• _Problem_
Set down all of the entries word for word, omitting the images they contain.

···

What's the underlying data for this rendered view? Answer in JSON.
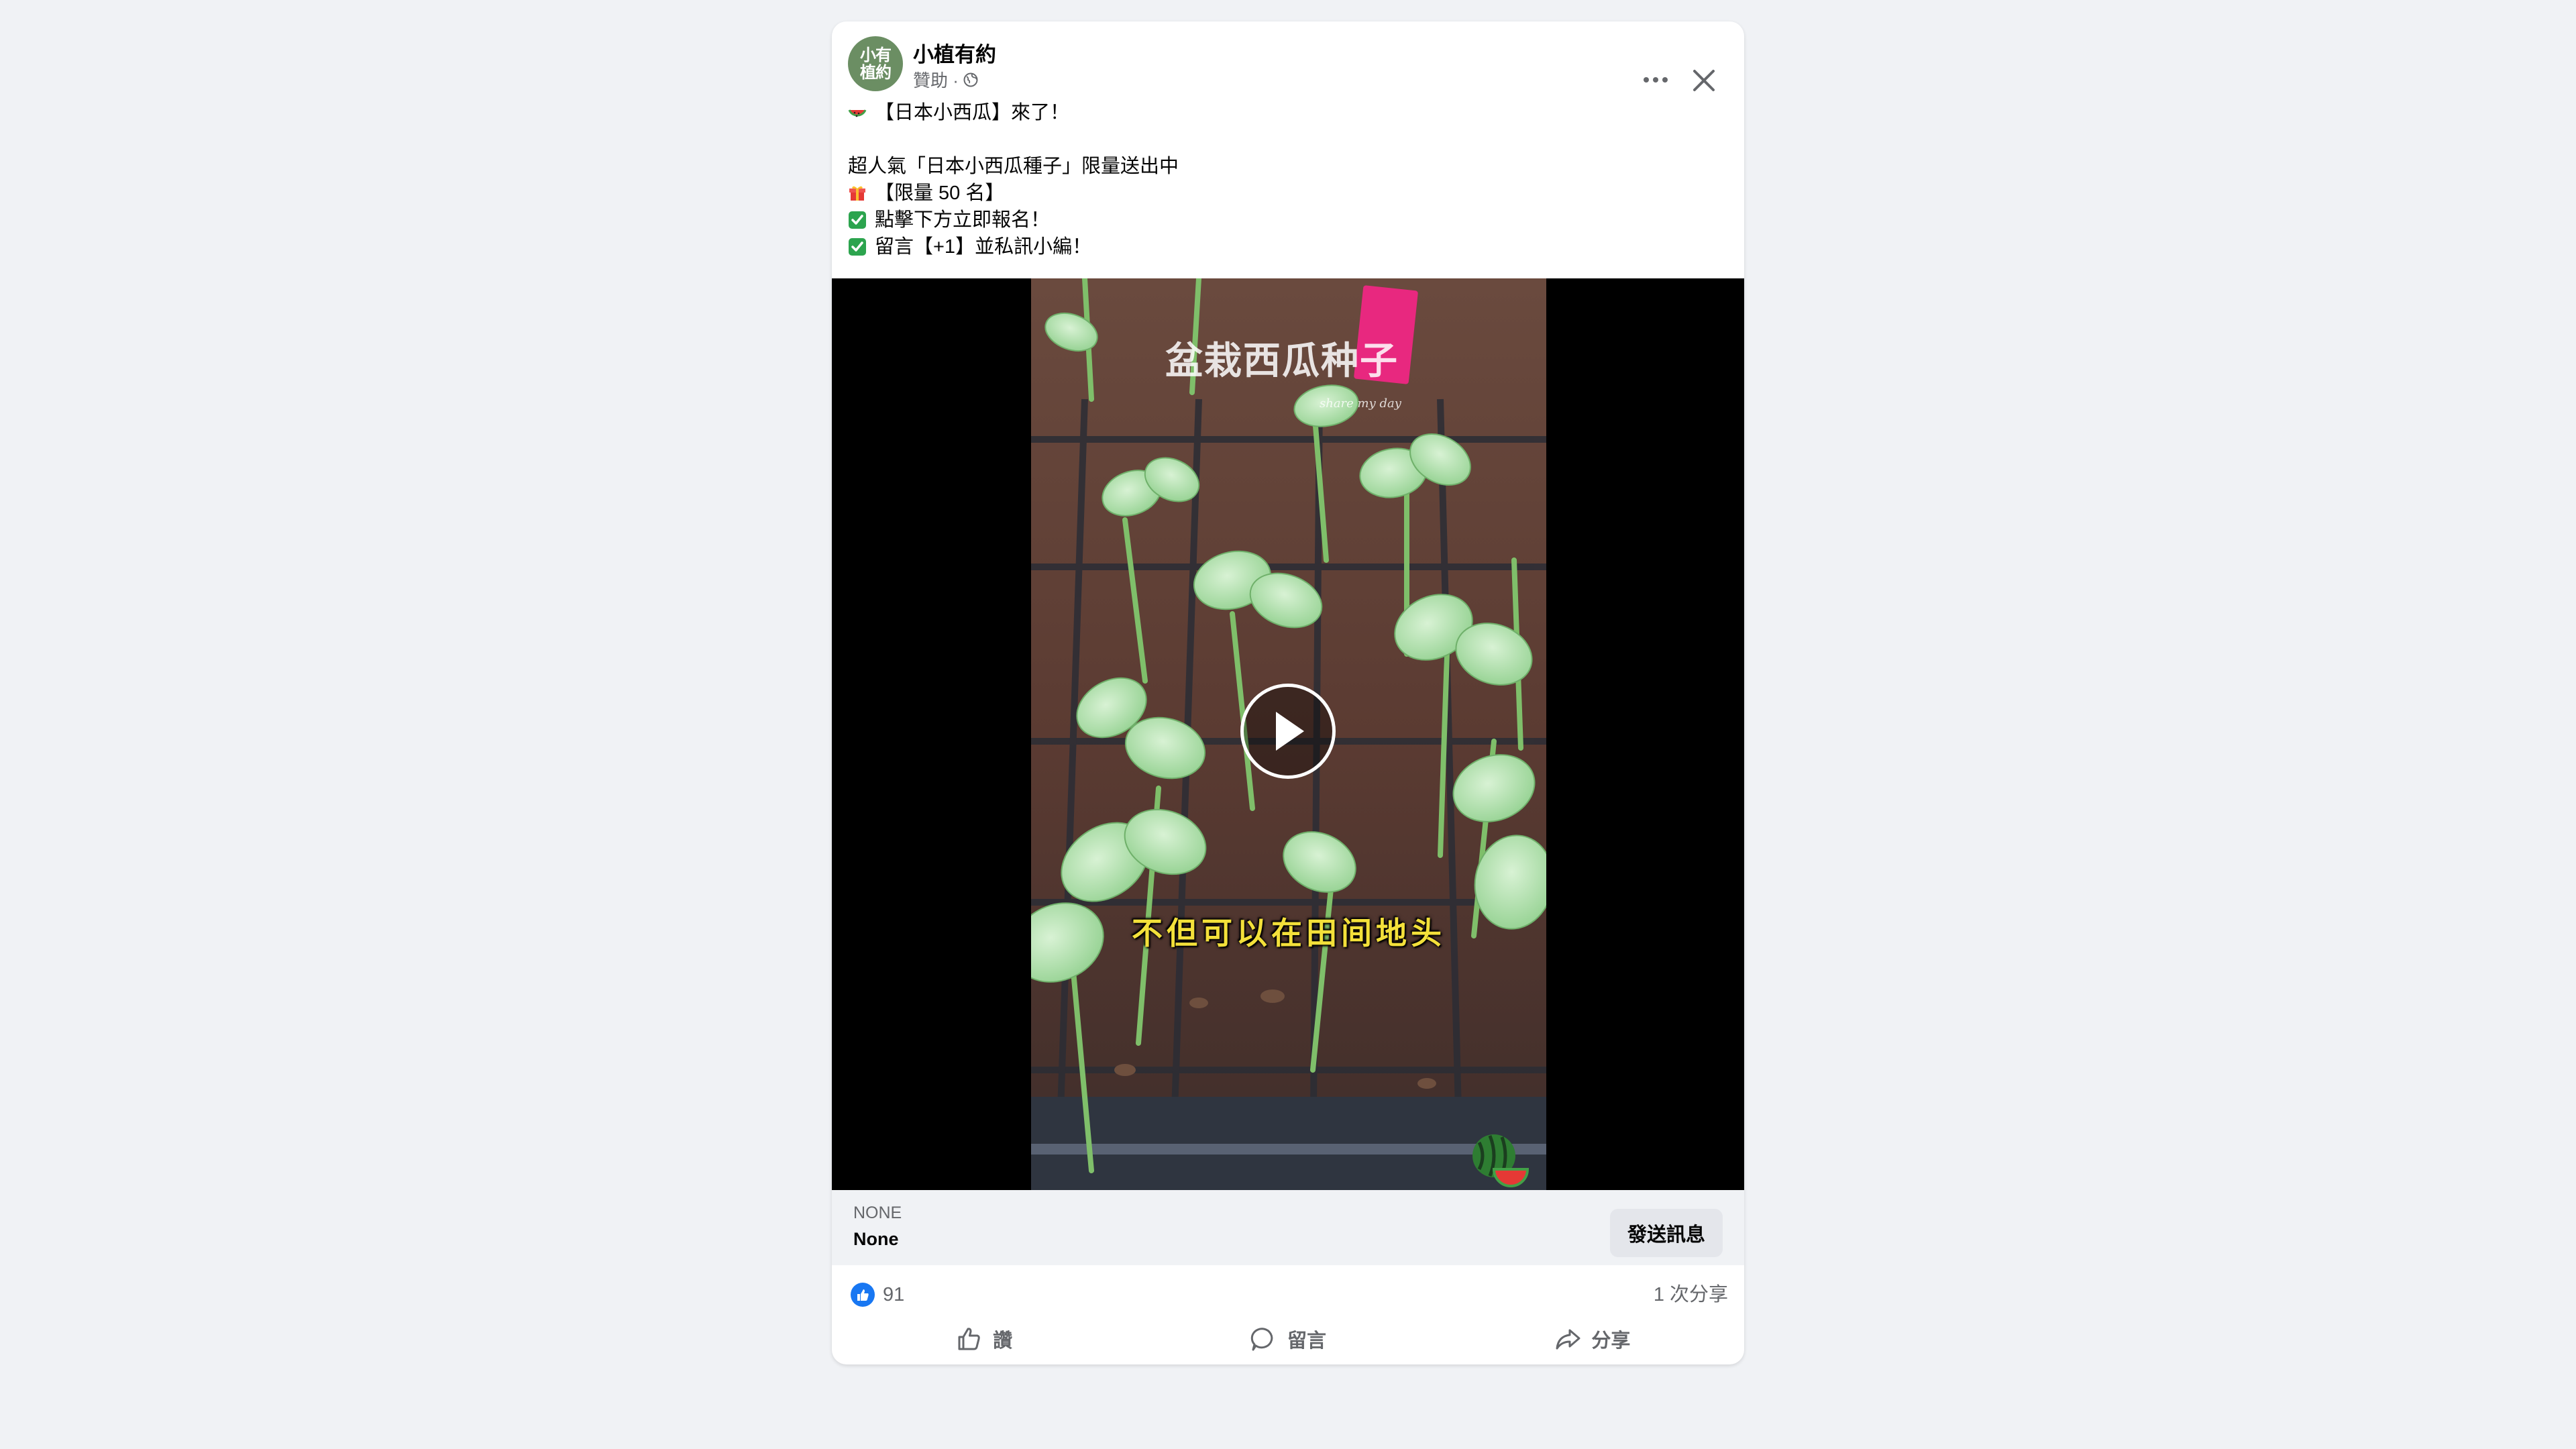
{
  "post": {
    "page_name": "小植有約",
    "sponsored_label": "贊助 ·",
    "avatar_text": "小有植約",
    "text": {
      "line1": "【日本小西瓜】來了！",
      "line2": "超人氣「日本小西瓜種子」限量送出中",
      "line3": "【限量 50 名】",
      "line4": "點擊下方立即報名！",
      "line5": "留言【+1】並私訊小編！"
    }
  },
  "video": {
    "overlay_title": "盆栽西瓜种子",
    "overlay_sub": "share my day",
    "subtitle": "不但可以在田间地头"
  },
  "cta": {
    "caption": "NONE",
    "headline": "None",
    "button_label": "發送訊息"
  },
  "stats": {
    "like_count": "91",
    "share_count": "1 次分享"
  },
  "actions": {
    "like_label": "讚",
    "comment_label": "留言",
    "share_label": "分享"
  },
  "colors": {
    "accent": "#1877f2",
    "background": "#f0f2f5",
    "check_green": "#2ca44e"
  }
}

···

• _Exercise result_
What's the underlying data for this rendered view? Answer in JSON.
{
  "post": {
    "page_name": "小植有約",
    "sponsored_label": "贊助 ·",
    "avatar_text": "小有植約",
    "text": {
      "line1": "【日本小西瓜】來了！",
      "line2": "超人氣「日本小西瓜種子」限量送出中",
      "line3": "【限量 50 名】",
      "line4": "點擊下方立即報名！",
      "line5": "留言【+1】並私訊小編！"
    }
  },
  "video": {
    "overlay_title": "盆栽西瓜种子",
    "overlay_sub": "share my day",
    "subtitle": "不但可以在田间地头"
  },
  "cta": {
    "caption": "NONE",
    "headline": "None",
    "button_label": "發送訊息"
  },
  "stats": {
    "like_count": "91",
    "share_count": "1 次分享"
  },
  "actions": {
    "like_label": "讚",
    "comment_label": "留言",
    "share_label": "分享"
  },
  "colors": {
    "accent": "#1877f2",
    "background": "#f0f2f5",
    "check_green": "#2ca44e"
  }
}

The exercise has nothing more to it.